Dad put a hand on mom’s shoulder.“Get used to the idea, Tess. I’m through with Eddie, and that’s final.”
“So what happens now?”
“They’ll have to buy me out. I’ve already told my lawyer to make arrangements.”
“It’s not right. It’s your business. You started it. You made a success. What will you do?” mom said.
Dad sighed. “I don’t know, Tess. I just don’t know.”
An idea popped into my mind. Dad, too, could make a clean start in Seattle. I told them about my plans and asked them to come with me.
“You’re leaving now when everything’s in an uproar,” mom said.
“I’m talking about all of us leaving, making a new life in Seattle.”
“I’ll make a new start here, Son, where I’m known, where I have contacts. This is where I’ll start a new business.”
“I can’t take one more shock tonight,” mom said, heading for her bed.

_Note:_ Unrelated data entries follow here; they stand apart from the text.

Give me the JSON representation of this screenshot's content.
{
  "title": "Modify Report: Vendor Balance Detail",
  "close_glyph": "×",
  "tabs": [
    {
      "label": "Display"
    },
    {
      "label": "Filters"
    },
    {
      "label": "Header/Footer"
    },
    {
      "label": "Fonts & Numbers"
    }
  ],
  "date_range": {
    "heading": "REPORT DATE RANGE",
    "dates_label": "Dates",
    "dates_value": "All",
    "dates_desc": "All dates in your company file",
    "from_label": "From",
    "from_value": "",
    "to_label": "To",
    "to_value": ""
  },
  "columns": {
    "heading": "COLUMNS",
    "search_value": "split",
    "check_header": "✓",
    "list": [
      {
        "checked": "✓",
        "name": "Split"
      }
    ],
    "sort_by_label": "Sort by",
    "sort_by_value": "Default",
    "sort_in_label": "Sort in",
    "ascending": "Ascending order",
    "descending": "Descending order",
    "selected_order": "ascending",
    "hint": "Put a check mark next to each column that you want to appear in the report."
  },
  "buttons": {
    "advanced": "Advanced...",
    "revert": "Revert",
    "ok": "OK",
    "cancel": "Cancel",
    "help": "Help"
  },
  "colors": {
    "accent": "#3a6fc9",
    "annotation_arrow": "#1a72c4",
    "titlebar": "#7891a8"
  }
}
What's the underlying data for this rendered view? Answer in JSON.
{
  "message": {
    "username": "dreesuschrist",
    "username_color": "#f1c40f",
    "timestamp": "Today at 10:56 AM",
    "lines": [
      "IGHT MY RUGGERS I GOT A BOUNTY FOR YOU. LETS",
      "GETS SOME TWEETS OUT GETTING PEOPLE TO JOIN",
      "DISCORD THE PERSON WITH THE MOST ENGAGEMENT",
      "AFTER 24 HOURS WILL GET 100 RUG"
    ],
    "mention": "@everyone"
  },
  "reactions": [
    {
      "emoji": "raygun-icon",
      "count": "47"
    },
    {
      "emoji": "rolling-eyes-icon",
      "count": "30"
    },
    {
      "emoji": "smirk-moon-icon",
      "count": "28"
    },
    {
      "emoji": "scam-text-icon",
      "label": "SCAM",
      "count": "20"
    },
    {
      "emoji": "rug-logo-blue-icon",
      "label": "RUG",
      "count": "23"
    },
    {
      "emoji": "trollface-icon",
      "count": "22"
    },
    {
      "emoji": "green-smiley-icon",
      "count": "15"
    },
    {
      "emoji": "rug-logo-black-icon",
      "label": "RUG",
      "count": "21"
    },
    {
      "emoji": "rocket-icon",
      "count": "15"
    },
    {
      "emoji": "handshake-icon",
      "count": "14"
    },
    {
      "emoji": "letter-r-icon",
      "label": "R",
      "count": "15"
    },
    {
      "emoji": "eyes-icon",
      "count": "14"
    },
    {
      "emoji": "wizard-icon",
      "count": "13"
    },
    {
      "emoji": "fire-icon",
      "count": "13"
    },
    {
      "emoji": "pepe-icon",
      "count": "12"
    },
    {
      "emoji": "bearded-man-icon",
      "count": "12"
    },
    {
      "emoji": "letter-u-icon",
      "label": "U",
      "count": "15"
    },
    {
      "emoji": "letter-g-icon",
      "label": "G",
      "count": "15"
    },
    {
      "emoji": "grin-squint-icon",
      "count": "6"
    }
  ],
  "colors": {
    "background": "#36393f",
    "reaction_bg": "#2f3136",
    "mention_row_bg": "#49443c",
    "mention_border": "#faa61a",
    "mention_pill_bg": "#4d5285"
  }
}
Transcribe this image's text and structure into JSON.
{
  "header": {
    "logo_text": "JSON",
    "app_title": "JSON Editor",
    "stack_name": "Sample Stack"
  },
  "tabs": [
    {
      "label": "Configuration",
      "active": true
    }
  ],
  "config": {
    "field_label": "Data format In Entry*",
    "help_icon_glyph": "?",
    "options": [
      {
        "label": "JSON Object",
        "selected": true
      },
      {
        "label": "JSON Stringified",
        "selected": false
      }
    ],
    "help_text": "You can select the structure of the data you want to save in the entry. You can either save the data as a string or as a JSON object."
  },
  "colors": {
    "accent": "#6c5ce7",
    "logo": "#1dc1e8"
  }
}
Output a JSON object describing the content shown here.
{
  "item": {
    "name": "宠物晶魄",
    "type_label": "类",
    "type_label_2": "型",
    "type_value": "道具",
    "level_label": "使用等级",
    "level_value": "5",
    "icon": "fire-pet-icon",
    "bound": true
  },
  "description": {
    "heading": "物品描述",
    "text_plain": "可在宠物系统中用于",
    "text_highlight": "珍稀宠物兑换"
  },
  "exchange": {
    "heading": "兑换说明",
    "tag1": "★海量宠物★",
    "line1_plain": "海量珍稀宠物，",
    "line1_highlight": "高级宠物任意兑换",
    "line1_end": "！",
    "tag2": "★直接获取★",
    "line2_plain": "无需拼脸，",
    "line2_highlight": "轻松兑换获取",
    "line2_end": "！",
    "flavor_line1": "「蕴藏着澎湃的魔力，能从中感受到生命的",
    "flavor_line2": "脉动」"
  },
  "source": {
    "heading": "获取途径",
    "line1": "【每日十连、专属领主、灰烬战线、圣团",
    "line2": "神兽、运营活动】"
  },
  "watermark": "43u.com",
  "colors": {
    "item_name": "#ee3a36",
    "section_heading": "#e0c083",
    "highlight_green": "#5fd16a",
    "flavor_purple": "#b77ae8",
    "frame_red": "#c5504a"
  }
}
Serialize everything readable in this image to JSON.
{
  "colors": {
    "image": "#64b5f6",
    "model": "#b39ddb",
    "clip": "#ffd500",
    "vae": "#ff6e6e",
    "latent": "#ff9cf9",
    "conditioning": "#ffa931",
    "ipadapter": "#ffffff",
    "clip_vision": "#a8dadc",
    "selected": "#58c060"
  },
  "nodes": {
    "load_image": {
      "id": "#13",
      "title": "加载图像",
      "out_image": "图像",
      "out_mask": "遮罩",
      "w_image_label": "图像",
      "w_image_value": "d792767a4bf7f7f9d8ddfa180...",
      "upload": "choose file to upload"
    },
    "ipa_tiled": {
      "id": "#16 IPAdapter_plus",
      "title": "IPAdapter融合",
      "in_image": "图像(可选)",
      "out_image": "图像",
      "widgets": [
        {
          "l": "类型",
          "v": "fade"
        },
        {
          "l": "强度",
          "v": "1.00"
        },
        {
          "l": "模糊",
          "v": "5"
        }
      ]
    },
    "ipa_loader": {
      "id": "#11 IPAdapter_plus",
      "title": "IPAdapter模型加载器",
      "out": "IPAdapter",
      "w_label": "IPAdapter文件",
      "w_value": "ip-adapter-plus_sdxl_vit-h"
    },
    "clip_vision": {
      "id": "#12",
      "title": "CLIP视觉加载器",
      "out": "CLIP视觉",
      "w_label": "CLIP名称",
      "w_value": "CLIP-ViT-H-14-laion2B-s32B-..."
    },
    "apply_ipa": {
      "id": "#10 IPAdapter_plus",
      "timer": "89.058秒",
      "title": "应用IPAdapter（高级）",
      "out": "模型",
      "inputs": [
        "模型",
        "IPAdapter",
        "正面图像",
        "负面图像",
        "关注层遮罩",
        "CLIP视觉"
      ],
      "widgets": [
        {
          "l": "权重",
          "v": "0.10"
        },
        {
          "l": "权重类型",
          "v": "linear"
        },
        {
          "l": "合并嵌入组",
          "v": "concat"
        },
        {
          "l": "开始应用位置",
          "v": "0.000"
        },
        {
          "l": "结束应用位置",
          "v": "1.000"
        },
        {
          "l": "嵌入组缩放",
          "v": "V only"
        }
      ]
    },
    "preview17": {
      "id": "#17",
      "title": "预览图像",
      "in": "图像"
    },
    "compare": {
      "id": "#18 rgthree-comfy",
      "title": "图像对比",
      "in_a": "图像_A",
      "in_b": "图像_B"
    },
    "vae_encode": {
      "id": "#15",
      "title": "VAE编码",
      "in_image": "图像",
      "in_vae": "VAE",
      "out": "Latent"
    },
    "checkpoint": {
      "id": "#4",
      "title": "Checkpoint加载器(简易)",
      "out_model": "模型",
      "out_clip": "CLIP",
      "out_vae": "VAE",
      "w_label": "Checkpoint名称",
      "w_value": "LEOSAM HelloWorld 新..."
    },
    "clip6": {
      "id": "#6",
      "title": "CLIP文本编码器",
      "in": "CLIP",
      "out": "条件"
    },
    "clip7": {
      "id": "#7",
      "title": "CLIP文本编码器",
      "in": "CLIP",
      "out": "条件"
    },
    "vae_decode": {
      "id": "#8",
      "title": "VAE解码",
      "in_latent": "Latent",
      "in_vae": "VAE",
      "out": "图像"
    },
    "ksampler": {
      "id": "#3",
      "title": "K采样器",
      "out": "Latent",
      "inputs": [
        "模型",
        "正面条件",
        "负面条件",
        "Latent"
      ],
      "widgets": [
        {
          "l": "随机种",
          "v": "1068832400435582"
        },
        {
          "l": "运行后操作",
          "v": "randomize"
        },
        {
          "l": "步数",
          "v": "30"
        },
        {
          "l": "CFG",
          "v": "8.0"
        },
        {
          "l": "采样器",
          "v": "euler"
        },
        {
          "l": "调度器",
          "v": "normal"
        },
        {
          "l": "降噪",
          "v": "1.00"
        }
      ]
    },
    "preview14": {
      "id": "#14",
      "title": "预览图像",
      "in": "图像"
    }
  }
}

Dad waited in vain for Eddie and Harry to come across with the money they owed him. A month passed. Two months. Three months. The Illinois Central Dress Company had gone downhill from the day dad left it. After three months Eddie and Harry declared it bankrupt. And there went the dad’s share of the business he’d spent his life building. He was as plumb broke as I was. He found a job all right as a pattern maker, but the pay was a joke compared to what he used to. If that wasn’t enough to lay him low, mom had a h heart attack. It wasn’t fatal, only she had to be forever careful. She blames the attack not only on the hard times they faced but also on the rupture with her skunk of a brother.
I was down on my luck, too, unable to find work for three months. My job history was a turn off. That, plus the dark and rain in Seattle and the lumps in the couch I slept on in the living room of Danny’s three-room apartment didn’t help my mood. I was thinking of returning to Chicago, at least I’d have dad’s contacts. And then, like magic, I got a break. Danny’s girlfriend’s parents, Mr. and Mrs. Rosenberg, had a small tailor shop in the neighborhood. They were getting on and needed someone with a bunch of different skills like I had to help them out. Mr. Rosenberg, a testy, nervous guy, checked my work as if I was a beginner, worse than Uncle Eddie. But strange enough, I didn’t resent him. I kept thinking—here’s an opportunity to prove I can hold my own against any asshole. And the longer I held my temper, the easier it became. I no longer had to make fists or swear under my breath. In fact I’d smile inside as if I’d just climbed to the top of Mt. Ranier.
After Mr. Rosenberg had a stroke, he put me in charge of the business, and as he got weaker and weaker, he left more decisions up to me. The business grew. I hired four more workers. My income grew, too.
On my 25th birthday. Danny and I went to a local bar to celebrate. “A toast, a toast,” Danny said, holding his mug of beer in the air. I touched my mug to his: “Here’s to all the changes in my life this past year, and here’s to the biggest one of all--I’m turning into my father.”